EXERCISE MATERIALS -
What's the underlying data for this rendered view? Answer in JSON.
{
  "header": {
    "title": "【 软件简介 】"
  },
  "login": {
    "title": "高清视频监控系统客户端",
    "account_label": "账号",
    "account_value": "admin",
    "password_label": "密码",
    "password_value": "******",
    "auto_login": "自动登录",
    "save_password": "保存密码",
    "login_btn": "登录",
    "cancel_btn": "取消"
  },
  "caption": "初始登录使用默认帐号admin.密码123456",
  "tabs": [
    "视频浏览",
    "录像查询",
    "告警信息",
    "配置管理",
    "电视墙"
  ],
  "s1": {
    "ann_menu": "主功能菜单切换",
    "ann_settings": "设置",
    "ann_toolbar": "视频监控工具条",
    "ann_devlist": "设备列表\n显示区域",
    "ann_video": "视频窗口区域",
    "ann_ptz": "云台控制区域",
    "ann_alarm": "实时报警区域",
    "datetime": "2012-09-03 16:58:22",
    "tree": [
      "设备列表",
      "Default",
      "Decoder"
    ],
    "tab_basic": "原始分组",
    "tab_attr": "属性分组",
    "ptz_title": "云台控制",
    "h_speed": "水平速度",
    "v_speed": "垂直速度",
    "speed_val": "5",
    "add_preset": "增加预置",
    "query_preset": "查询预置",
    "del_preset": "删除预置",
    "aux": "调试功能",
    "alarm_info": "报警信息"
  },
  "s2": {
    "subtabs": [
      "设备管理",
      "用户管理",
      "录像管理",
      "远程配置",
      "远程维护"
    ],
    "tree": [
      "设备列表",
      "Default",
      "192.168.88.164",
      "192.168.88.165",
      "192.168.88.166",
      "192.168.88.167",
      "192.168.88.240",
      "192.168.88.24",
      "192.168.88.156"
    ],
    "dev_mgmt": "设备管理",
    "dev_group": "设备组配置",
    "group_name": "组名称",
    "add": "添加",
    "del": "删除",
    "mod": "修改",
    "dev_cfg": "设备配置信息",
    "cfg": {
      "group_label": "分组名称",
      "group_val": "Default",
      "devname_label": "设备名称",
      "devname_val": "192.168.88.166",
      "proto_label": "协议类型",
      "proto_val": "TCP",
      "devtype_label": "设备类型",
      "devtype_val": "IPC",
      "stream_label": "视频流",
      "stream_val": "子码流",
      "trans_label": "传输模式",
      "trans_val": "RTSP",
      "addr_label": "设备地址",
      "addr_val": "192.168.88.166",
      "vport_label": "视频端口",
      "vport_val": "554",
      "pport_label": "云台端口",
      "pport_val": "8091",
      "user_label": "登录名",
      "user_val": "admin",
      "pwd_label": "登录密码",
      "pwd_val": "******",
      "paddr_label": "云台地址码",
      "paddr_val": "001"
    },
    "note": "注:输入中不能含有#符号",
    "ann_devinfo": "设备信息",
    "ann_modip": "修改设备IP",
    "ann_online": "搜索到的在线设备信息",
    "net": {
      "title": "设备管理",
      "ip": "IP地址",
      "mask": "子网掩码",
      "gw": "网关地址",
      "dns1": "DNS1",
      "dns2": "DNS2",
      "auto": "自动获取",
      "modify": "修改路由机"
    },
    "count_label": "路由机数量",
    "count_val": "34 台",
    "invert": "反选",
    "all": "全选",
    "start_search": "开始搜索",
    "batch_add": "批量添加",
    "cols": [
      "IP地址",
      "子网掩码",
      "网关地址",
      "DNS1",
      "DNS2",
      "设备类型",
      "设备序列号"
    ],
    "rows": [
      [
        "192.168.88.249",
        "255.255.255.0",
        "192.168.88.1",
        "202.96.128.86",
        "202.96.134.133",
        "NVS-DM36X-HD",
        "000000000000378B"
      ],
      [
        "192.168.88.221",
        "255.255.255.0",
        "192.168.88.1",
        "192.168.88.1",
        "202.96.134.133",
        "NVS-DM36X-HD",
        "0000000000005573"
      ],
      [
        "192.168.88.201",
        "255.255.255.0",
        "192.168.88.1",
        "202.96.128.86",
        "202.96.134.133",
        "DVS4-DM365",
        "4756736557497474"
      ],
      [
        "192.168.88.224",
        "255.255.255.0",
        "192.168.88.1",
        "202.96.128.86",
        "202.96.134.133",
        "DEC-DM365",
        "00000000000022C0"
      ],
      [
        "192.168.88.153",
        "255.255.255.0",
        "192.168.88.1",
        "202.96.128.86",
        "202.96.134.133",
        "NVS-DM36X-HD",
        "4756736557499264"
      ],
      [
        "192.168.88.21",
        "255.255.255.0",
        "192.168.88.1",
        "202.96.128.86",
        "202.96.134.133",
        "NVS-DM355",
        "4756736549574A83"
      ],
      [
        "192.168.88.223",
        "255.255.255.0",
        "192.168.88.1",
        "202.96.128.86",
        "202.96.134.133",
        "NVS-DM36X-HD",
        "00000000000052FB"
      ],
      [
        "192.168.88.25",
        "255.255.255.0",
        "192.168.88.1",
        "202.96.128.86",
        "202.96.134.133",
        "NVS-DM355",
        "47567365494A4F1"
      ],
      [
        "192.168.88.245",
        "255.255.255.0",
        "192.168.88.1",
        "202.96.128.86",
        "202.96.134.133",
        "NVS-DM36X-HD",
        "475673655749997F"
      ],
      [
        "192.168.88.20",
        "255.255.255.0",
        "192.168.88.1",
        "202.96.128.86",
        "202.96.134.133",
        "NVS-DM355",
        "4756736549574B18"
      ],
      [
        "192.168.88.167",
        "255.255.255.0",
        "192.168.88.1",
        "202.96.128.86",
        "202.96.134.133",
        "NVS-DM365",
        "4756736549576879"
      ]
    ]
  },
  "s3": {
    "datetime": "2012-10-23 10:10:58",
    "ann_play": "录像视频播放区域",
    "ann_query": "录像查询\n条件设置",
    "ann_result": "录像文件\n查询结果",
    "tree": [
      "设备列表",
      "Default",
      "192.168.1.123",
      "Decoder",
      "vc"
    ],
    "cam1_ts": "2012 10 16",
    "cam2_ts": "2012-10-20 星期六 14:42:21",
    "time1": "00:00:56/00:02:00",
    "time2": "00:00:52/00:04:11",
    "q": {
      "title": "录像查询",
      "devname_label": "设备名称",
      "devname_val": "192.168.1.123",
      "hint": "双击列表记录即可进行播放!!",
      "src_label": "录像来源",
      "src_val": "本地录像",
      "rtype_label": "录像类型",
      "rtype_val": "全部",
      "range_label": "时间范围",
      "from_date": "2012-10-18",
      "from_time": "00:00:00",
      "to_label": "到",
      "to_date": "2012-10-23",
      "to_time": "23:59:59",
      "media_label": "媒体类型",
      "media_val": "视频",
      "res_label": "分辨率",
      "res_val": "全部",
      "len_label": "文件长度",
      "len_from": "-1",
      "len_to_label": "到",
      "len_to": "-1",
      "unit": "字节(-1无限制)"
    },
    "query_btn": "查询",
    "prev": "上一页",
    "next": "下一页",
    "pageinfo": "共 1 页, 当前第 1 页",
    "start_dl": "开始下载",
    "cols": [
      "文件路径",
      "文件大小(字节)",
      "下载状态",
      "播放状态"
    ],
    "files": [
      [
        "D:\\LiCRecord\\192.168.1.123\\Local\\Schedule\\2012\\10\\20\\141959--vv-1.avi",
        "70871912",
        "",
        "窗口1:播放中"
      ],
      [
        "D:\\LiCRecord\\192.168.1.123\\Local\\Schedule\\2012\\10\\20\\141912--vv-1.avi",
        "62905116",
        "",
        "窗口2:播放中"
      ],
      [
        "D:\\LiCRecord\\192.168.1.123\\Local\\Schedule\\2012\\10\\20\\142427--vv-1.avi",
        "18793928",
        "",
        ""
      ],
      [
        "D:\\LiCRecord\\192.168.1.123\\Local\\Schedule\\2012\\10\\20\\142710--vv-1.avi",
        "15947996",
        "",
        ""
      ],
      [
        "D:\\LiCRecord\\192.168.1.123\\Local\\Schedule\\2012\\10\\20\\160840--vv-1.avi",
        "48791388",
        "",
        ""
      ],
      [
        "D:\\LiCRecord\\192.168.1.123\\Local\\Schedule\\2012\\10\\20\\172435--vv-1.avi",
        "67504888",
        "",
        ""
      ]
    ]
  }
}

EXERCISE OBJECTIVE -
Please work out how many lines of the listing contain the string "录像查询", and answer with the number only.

ANSWER BELOW -
3